Collection entries:
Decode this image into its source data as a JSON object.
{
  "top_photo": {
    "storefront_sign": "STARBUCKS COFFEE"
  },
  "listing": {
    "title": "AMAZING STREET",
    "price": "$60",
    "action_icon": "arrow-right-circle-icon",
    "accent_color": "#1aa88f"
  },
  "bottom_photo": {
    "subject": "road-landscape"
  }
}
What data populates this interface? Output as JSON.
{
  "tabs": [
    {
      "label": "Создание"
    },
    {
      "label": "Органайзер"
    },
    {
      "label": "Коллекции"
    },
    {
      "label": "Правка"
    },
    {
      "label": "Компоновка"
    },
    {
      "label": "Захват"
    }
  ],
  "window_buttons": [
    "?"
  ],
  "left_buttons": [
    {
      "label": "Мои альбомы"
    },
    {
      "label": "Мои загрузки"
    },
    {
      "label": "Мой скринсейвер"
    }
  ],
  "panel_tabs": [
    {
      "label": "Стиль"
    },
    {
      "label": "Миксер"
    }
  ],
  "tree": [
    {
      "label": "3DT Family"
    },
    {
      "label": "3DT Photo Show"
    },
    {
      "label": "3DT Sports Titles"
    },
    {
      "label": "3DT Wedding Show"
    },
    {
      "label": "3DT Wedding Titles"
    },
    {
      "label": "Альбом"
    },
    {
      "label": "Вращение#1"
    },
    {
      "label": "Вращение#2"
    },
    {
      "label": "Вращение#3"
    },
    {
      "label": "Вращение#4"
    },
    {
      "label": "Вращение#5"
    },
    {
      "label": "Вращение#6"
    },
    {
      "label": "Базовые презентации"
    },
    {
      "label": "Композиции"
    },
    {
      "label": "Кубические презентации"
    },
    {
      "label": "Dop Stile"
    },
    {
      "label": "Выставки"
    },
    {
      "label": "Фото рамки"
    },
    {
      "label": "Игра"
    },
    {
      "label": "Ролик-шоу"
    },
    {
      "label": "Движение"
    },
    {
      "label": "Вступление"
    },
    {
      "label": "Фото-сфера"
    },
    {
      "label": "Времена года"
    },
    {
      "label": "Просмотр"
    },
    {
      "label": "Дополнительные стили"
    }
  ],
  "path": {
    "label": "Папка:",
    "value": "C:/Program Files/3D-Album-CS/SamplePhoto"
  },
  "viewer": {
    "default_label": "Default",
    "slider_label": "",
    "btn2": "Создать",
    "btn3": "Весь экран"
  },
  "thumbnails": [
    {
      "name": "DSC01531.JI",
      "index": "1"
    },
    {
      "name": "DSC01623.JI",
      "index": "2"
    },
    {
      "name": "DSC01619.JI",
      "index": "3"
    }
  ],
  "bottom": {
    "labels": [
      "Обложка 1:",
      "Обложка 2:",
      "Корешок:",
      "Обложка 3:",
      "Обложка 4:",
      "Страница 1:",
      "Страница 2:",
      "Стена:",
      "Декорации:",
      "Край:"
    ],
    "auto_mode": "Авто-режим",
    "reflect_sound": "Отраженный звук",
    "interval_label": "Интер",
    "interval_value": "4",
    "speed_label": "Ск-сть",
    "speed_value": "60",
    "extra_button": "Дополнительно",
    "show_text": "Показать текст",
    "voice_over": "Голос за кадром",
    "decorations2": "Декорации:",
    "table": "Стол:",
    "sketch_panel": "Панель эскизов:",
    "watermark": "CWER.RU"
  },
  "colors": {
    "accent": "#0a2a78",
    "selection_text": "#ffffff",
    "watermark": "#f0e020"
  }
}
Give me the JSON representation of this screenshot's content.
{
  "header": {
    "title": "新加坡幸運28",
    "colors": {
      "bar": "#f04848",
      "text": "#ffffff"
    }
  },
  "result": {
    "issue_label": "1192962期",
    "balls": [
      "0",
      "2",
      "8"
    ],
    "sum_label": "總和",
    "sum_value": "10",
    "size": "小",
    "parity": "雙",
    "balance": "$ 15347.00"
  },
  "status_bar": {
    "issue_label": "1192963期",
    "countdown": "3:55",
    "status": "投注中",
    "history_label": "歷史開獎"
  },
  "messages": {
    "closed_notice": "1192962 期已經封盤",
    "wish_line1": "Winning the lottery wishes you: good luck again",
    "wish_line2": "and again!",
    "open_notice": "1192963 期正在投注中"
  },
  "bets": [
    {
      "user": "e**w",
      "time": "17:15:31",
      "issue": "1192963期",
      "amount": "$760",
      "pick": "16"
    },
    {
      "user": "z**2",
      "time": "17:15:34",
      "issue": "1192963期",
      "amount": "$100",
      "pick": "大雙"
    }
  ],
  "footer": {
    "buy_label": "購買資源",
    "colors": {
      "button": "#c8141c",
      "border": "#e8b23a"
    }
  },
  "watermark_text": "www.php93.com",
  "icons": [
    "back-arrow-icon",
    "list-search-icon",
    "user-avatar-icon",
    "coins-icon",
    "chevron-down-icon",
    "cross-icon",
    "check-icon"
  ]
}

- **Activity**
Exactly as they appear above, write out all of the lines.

- **Output for this exercise**
Decode this image into its source data as a JSON object.
{
  "top_photo": {
    "storefront_sign": "STARBUCKS COFFEE"
  },
  "listing": {
    "title": "AMAZING STREET",
    "price": "$60",
    "action_icon": "arrow-right-circle-icon",
    "accent_color": "#1aa88f"
  },
  "bottom_photo": {
    "subject": "road-landscape"
  }
}
What data populates this interface? Output as JSON.
{
  "tabs": [
    {
      "label": "Создание"
    },
    {
      "label": "Органайзер"
    },
    {
      "label": "Коллекции"
    },
    {
      "label": "Правка"
    },
    {
      "label": "Компоновка"
    },
    {
      "label": "Захват"
    }
  ],
  "window_buttons": [
    "?"
  ],
  "left_buttons": [
    {
      "label": "Мои альбомы"
    },
    {
      "label": "Мои загрузки"
    },
    {
      "label": "Мой скринсейвер"
    }
  ],
  "panel_tabs": [
    {
      "label": "Стиль"
    },
    {
      "label": "Миксер"
    }
  ],
  "tree": [
    {
      "label": "3DT Family"
    },
    {
      "label": "3DT Photo Show"
    },
    {
      "label": "3DT Sports Titles"
    },
    {
      "label": "3DT Wedding Show"
    },
    {
      "label": "3DT Wedding Titles"
    },
    {
      "label": "Альбом"
    },
    {
      "label": "Вращение#1"
    },
    {
      "label": "Вращение#2"
    },
    {
      "label": "Вращение#3"
    },
    {
      "label": "Вращение#4"
    },
    {
      "label": "Вращение#5"
    },
    {
      "label": "Вращение#6"
    },
    {
      "label": "Базовые презентации"
    },
    {
      "label": "Композиции"
    },
    {
      "label": "Кубические презентации"
    },
    {
      "label": "Dop Stile"
    },
    {
      "label": "Выставки"
    },
    {
      "label": "Фото рамки"
    },
    {
      "label": "Игра"
    },
    {
      "label": "Ролик-шоу"
    },
    {
      "label": "Движение"
    },
    {
      "label": "Вступление"
    },
    {
      "label": "Фото-сфера"
    },
    {
      "label": "Времена года"
    },
    {
      "label": "Просмотр"
    },
    {
      "label": "Дополнительные стили"
    }
  ],
  "path": {
    "label": "Папка:",
    "value": "C:/Program Files/3D-Album-CS/SamplePhoto"
  },
  "viewer": {
    "default_label": "Default",
    "slider_label": "",
    "btn2": "Создать",
    "btn3": "Весь экран"
  },
  "thumbnails": [
    {
      "name": "DSC01531.JI",
      "index": "1"
    },
    {
      "name": "DSC01623.JI",
      "index": "2"
    },
    {
      "name": "DSC01619.JI",
      "index": "3"
    }
  ],
  "bottom": {
    "labels": [
      "Обложка 1:",
      "Обложка 2:",
      "Корешок:",
      "Обложка 3:",
      "Обложка 4:",
      "Страница 1:",
      "Страница 2:",
      "Стена:",
      "Декорации:",
      "Край:"
    ],
    "auto_mode": "Авто-режим",
    "reflect_sound": "Отраженный звук",
    "interval_label": "Интер",
    "interval_value": "4",
    "speed_label": "Ск-сть",
    "speed_value": "60",
    "extra_button": "Дополнительно",
    "show_text": "Показать текст",
    "voice_over": "Голос за кадром",
    "decorations2": "Декорации:",
    "table": "Стол:",
    "sketch_panel": "Панель эскизов:",
    "watermark": "CWER.RU"
  },
  "colors": {
    "accent": "#0a2a78",
    "selection_text": "#ffffff",
    "watermark": "#f0e020"
  }
}
Give me the JSON representation of this screenshot's content.
{
  "header": {
    "title": "新加坡幸運28",
    "colors": {
      "bar": "#f04848",
      "text": "#ffffff"
    }
  },
  "result": {
    "issue_label": "1192962期",
    "balls": [
      "0",
      "2",
      "8"
    ],
    "sum_label": "總和",
    "sum_value": "10",
    "size": "小",
    "parity": "雙",
    "balance": "$ 15347.00"
  },
  "status_bar": {
    "issue_label": "1192963期",
    "countdown": "3:55",
    "status": "投注中",
    "history_label": "歷史開獎"
  },
  "messages": {
    "closed_notice": "1192962 期已經封盤",
    "wish_line1": "Winning the lottery wishes you: good luck again",
    "wish_line2": "and again!",
    "open_notice": "1192963 期正在投注中"
  },
  "bets": [
    {
      "user": "e**w",
      "time": "17:15:31",
      "issue": "1192963期",
      "amount": "$760",
      "pick": "16"
    },
    {
      "user": "z**2",
      "time": "17:15:34",
      "issue": "1192963期",
      "amount": "$100",
      "pick": "大雙"
    }
  ],
  "footer": {
    "buy_label": "購買資源",
    "colors": {
      "button": "#c8141c",
      "border": "#e8b23a"
    }
  },
  "watermark_text": "www.php93.com",
  "icons": [
    "back-arrow-icon",
    "list-search-icon",
    "user-avatar-icon",
    "coins-icon",
    "chevron-down-icon",
    "cross-icon",
    "check-icon"
  ]
}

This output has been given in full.